Frequently Asked Questions

The New Jersey Arts and Culture Recovery Fund was established to ensure the survival and strength of the state’s arts, cultural and historical sector during and after the COVID-19 pandemic.

NJACRF will provide financial support to catalyze an equitable statewide recovery and build resilience for arts, cultural and historical organizations facing disruption and loss. Applicants will be asked how funds can assist their transition from recovery to resiliency, with a long-term goal of thriving in a new environment.

Grant guidelines and application information will be released in the coming weeks.

The fund will provide immediate grants directly to arts, cultural and historical organizations, and indirectly to artists and sector workers (through a nonprofit partner) negatively impacted by the COVID crisis.

A core goal of the fund is to contribute to an equitable recovery for the arts and cultural sector and the State as a whole. As such, broad geographic distribution is a priority, as is ensuring access for the individuals and organizations that have historically had unequal access to resources for support, investment, and capitalization.

A comprehensive relief effort is one that positions arts, cultural and historical organizations, as well as individual artists, cultural and historical sector workers statewide to survive the economic crisis and contribute to recovery in the ways the public expects and that only the arts and culture can. From economic revitalization and jobs, to fostering dialogue and unity in the face of issues of social and racial injustice, the arts, culture and history are critical tools for action and change as we work to rebuild.

No. Organizations can apply for up to $50,000 support (if organization budget is under $3M) and up to $50,000 in Intermediary Regranting support in one proposal.

 

Both strategies of giving are critically important for the sector as a whole to endure the financial crisis brought on by the pandemic. As a coalition of statewide, local, and regional grantmakers and service providers with broad collective knowledge of the field, NJACRF seeks to nurture dialogue among cultural leaders and stakeholders statewide to build sector strength that leverages the capacities of individual organizations to create a thriving arts and humanities ecosystem.

A robust cultural sector contributes to broader social and economic activity that contributes to the health and wellbeing of individuals, families, and communities in every corner of the state. Investing in the survival of the industry increases the chances of long-term, sustainable success, with broad-reaching results that impact employment, real estate values, crime and safety, tourism, health and wellness, education, and overall quality of life in New Jersey.

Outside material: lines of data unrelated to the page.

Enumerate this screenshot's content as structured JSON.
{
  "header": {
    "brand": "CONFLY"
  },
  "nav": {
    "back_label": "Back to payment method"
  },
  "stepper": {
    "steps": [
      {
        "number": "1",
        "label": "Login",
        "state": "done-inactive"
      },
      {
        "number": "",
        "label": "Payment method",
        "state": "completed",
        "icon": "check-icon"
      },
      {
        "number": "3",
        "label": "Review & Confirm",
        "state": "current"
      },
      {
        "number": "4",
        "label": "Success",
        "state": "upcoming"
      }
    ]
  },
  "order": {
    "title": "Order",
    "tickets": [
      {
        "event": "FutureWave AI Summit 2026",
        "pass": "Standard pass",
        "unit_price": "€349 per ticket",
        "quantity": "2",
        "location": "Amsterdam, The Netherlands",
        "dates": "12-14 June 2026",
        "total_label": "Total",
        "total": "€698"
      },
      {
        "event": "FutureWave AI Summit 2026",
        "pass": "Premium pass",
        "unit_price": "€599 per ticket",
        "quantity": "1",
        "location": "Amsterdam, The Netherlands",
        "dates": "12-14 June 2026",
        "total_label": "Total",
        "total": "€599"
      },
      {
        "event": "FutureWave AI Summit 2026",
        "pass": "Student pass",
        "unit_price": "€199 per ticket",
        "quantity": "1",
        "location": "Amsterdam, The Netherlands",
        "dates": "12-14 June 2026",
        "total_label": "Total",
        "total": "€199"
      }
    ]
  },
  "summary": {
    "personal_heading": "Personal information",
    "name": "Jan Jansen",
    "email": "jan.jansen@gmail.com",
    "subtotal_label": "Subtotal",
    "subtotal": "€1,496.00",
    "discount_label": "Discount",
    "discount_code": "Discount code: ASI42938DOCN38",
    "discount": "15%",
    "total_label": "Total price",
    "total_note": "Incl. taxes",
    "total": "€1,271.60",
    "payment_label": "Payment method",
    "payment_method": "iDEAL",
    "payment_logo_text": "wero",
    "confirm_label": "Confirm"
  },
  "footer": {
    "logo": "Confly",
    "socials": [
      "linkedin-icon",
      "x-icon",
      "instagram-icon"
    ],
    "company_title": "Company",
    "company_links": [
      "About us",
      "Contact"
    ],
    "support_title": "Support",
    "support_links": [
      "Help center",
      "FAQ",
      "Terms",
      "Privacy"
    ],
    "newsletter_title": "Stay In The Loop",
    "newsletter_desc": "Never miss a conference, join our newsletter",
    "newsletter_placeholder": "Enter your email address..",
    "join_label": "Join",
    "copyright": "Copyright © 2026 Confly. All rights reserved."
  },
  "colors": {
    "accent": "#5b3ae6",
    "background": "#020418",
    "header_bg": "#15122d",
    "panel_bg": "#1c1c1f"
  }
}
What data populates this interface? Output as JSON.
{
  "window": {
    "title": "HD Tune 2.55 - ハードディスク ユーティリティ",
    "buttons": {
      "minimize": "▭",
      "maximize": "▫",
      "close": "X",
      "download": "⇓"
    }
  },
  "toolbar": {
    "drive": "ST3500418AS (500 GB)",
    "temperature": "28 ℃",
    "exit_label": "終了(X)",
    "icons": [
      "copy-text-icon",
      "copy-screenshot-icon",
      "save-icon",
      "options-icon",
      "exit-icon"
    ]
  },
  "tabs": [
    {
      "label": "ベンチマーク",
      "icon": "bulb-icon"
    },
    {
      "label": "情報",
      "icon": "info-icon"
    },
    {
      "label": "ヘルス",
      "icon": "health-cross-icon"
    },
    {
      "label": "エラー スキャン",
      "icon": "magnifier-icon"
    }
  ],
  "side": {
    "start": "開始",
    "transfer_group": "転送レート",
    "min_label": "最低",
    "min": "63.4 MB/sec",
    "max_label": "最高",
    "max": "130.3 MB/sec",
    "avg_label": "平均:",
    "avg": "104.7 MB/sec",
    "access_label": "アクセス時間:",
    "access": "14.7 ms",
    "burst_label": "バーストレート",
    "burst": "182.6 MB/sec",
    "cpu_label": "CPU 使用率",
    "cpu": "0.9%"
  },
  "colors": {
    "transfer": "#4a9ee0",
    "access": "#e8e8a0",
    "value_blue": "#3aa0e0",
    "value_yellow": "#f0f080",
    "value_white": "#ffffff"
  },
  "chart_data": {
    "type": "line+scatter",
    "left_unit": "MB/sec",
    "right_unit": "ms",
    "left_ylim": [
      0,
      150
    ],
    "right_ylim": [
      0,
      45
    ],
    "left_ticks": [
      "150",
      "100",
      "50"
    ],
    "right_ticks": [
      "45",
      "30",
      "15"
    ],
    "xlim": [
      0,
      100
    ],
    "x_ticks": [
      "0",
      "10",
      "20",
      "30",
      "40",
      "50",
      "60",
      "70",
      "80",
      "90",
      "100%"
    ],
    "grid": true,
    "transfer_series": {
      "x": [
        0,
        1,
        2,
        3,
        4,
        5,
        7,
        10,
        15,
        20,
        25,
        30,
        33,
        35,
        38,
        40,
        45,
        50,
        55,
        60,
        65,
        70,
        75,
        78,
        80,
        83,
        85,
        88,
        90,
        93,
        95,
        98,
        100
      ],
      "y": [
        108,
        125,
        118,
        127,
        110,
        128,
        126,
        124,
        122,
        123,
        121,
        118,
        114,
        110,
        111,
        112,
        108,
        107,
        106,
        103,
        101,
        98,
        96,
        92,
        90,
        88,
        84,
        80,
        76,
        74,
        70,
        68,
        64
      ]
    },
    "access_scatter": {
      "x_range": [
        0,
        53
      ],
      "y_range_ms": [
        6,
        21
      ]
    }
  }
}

The fund is a public-private partnership, capitalizing on the resources and expertise available through the government, corporate and private philanthropic sectors. Strategic alignment of these partners ensures a coordinated approach to sector support at all levels, ongoing dialogue with the field and stakeholders, and a true commitment to transparency and best practices in grantmaking.

Data generated from the grants process will provide insight into how the evolving crisis is affecting nonprofits and individuals in the arts, cultural and historical sector, and what funders and investors can best do to respond. We will use this information to shape our own strategic investment as well as to bolster advocacy efforts that guide funders and government to effectively support recovery and resiliency in the years ahead.

For more information or support, please contact:

Michael Nuno
Senior Director, Philanthropy 
Email Michael Nuno for information about donating to the fund

For media inquiries please contact Michelle Sahn, Director of Communications
Email Michelle Sahn